March 13, 2021



(CBS, October 4, 1961-September 12, 1962)


Bagdasarian Film Corporation, Format Films

 For the history of Alvin and the Chipmunks, check out the post here.


            With the popularity of Ross Bagdasarian’s creations, Alvin and the Chipmunks, riding high with hit songs and album sales, the time had come to expand the brand onto television in a more permanent basis. Bagdasarian teamed-up with Format Films, who redesigned the Chipmunks into more physically distinguishable and cartoonish characters, and created storyboards for a pilot episode to shop around to the networks. CBS ultimately bought the concept and commissioned the creation of the show. It would be broken up into three segments: the first was a standard Chipmunk misadventure, featuring Alvin, Simon, Theodore and their hapless guardian, Dave Seville (all Bagdasarian). In keeping with what made the characters so popular, that would be followed by a song segment, and then a second song to close out the episode. Additionally, the Chipmunks would appear in commercials for their primary sponsors: Jell-O and Post Cereals, both owned by General Foods. In between the two songs was an original creation: scientist and inventor Clyde Crashup (Shepard Menken, impersonating Richard Haydn’s Edwin Carp character) and his sidekick who only spoke by whispering in his ear, Leonardo. Clyde would tend to invent something that already existed but with his own flair added. And, usually, those inventions would backfire.

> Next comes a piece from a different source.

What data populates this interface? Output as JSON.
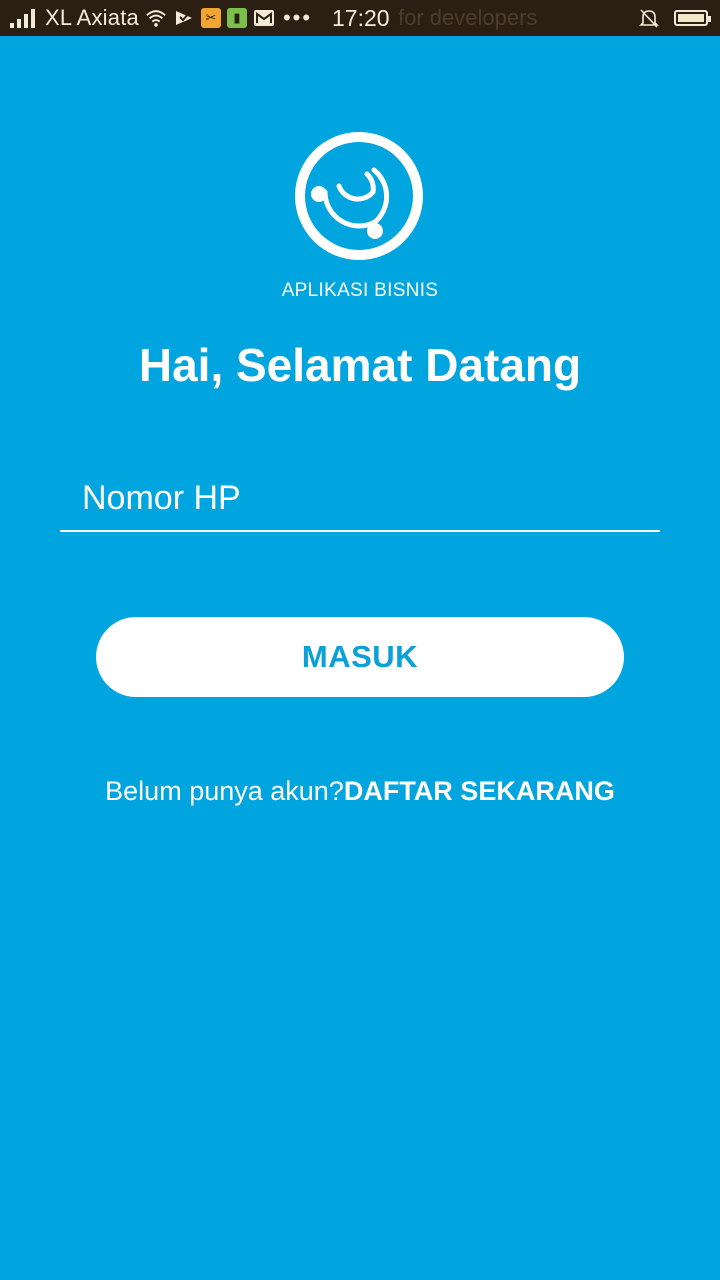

The Sevilles: Dave, Alvin, Theodore and Simon.

            The Alvin Show, named for the most popular character in the group, debuted on CBS on October 4, 1961. Bagdasarian would handle the music along with Charles E. King and Ken Lowman, with direction and arrangement by Johnny Mann. The series ran in black and white for two seasons in primetime before moving to the Saturday morning line-up and being colorized. By the end of the 60s, the individual Chipmunks segments were combined and the show was sold into syndication as Alvin and the Chipmunks, making its way to NBC Saturday mornings in 1979. Ultimately, a new series would emerge through Bagdasarian’s son, Ross, Jr., and daughter-in-law, Janice Karman. Clyde and the original animated Chipmunks would make appearances on that show. In 1994, Nickelodeon acquired the broadcast rights for The Alvin Show and re-aired them in their original form, less one song to make room for commercials. They also incorporated various segments into their own program, Weinerville. To date, only a few episodes and segments have seen release to home media, and the program itself has not been broadcast since Nickelodeon dropped it.

No comments: